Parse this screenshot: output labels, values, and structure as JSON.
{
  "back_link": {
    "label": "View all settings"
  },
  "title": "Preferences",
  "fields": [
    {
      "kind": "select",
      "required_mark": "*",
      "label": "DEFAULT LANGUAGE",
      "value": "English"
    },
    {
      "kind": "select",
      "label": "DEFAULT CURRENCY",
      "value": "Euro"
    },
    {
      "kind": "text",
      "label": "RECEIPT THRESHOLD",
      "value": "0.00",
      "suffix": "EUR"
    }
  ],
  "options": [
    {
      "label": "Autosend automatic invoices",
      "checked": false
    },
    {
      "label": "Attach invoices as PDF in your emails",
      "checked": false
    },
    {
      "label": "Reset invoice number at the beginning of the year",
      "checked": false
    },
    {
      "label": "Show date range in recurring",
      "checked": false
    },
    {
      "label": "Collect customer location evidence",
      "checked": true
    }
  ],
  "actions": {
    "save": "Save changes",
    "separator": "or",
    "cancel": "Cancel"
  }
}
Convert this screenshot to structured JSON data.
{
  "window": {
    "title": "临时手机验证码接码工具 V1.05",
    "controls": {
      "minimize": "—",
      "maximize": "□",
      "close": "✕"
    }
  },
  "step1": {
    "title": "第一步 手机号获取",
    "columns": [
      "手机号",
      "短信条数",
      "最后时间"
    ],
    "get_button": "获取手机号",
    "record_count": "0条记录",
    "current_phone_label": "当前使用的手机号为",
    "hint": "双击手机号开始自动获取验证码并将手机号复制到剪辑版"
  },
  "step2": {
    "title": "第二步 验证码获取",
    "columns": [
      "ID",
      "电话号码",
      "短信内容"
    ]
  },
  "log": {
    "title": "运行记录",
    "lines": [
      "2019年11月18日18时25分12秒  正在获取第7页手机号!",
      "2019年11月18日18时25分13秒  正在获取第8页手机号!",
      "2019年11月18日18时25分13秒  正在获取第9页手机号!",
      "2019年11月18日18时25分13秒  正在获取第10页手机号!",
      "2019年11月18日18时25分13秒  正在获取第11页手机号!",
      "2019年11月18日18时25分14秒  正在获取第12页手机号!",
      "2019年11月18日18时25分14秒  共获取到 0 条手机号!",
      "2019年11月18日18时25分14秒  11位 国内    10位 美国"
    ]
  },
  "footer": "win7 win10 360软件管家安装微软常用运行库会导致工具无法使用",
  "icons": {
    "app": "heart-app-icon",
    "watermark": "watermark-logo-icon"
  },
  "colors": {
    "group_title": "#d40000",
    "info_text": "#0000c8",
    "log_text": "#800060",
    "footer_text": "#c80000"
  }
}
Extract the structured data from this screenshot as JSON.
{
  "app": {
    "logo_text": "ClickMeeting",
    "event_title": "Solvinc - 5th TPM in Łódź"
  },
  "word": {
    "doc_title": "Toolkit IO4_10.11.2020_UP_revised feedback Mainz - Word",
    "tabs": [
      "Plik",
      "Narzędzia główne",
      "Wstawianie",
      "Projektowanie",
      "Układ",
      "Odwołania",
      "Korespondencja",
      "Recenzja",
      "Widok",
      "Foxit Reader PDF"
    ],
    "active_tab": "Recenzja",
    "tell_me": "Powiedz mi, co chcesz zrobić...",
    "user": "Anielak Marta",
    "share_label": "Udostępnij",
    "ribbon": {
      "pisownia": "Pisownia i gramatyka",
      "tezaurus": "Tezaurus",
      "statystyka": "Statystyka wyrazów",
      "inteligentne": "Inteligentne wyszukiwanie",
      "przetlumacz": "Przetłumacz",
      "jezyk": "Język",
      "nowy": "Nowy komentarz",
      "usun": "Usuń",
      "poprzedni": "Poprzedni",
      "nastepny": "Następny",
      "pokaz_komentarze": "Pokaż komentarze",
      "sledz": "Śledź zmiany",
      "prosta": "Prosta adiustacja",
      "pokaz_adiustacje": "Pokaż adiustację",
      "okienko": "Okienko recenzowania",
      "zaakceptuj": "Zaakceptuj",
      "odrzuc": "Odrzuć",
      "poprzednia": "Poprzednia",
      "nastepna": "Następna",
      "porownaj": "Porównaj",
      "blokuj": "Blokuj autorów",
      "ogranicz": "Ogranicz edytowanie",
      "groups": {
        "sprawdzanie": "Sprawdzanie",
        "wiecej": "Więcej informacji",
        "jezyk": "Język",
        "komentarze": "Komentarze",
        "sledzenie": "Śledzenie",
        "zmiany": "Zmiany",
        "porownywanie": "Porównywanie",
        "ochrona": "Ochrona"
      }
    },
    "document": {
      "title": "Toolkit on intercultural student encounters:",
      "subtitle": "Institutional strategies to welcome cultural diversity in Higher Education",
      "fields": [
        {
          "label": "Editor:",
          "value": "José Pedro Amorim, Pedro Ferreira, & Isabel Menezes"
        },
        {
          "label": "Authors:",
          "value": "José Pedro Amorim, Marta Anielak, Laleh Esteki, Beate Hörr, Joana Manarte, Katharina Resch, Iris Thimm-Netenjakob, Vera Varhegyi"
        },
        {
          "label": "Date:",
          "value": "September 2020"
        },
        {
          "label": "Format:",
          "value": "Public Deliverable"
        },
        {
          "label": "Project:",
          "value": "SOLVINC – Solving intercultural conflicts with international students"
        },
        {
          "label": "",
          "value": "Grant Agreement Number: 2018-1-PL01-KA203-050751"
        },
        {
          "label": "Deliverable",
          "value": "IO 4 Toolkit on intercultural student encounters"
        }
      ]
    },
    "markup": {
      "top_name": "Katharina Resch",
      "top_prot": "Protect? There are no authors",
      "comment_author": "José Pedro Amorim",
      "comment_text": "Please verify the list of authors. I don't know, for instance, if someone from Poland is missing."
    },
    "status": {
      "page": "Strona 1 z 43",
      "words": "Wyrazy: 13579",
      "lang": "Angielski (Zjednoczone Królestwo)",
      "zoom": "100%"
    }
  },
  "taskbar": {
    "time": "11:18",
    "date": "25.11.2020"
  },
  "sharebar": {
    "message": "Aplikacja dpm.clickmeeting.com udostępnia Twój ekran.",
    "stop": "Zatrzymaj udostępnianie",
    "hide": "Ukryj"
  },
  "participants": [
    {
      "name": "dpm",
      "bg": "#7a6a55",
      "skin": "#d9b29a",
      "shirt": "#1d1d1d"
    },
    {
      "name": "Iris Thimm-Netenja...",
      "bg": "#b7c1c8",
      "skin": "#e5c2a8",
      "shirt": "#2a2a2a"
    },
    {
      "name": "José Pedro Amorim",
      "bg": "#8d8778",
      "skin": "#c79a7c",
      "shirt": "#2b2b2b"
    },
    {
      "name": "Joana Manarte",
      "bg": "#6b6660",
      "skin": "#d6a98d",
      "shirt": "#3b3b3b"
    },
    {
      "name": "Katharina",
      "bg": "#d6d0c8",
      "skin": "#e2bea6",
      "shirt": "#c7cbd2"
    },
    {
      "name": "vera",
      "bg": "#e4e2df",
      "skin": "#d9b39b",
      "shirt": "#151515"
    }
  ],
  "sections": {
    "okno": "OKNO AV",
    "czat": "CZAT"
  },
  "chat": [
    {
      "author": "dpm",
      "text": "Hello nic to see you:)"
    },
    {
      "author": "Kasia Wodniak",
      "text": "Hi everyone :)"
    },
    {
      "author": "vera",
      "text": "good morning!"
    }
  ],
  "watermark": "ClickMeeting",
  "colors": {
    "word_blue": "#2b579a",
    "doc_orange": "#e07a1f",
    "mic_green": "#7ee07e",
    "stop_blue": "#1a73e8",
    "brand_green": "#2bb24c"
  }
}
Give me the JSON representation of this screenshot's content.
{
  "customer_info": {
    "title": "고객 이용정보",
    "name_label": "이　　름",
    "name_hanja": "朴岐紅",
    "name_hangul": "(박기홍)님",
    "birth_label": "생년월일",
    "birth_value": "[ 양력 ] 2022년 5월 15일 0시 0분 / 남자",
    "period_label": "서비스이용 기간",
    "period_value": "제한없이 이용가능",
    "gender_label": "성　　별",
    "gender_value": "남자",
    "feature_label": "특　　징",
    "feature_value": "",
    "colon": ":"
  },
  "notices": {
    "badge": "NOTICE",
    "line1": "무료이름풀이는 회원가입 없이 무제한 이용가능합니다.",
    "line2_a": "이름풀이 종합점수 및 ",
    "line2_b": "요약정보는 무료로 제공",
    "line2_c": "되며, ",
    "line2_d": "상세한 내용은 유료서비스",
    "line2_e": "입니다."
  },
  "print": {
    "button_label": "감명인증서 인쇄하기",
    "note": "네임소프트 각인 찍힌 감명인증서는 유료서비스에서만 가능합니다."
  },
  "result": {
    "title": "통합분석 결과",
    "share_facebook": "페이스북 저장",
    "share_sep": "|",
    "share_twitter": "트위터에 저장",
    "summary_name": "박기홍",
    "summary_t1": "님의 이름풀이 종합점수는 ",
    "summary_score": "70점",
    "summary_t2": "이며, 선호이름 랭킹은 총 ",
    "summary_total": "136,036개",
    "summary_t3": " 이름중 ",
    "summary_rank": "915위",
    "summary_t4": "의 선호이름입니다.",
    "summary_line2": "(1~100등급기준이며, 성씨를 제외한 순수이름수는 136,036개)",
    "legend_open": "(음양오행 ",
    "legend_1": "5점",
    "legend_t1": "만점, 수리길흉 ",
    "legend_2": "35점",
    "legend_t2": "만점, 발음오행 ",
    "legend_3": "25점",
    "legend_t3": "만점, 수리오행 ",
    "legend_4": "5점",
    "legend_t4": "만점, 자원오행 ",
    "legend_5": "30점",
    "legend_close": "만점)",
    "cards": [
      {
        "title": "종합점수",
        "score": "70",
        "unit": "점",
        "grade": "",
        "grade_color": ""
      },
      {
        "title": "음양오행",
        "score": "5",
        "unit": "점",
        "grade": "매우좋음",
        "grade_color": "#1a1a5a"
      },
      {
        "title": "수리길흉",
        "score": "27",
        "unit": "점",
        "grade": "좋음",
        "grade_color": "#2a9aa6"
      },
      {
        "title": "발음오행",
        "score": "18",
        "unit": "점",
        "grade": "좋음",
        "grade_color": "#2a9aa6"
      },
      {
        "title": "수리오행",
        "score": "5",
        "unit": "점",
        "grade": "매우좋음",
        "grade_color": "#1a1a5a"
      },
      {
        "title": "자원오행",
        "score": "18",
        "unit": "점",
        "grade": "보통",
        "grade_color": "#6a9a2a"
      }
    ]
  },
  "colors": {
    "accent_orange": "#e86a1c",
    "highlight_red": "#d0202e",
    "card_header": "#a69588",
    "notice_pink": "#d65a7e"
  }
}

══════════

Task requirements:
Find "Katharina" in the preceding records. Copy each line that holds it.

Output:
          "value": "José Pedro Amorim, Marta Anielak, Laleh Esteki, Beate Hörr, Joana Manarte, Katharina Resch, Iris Thimm-Netenjakob, Vera Varhegyi"
      "top_name": "Katharina Resch",
      "name": "Katharina",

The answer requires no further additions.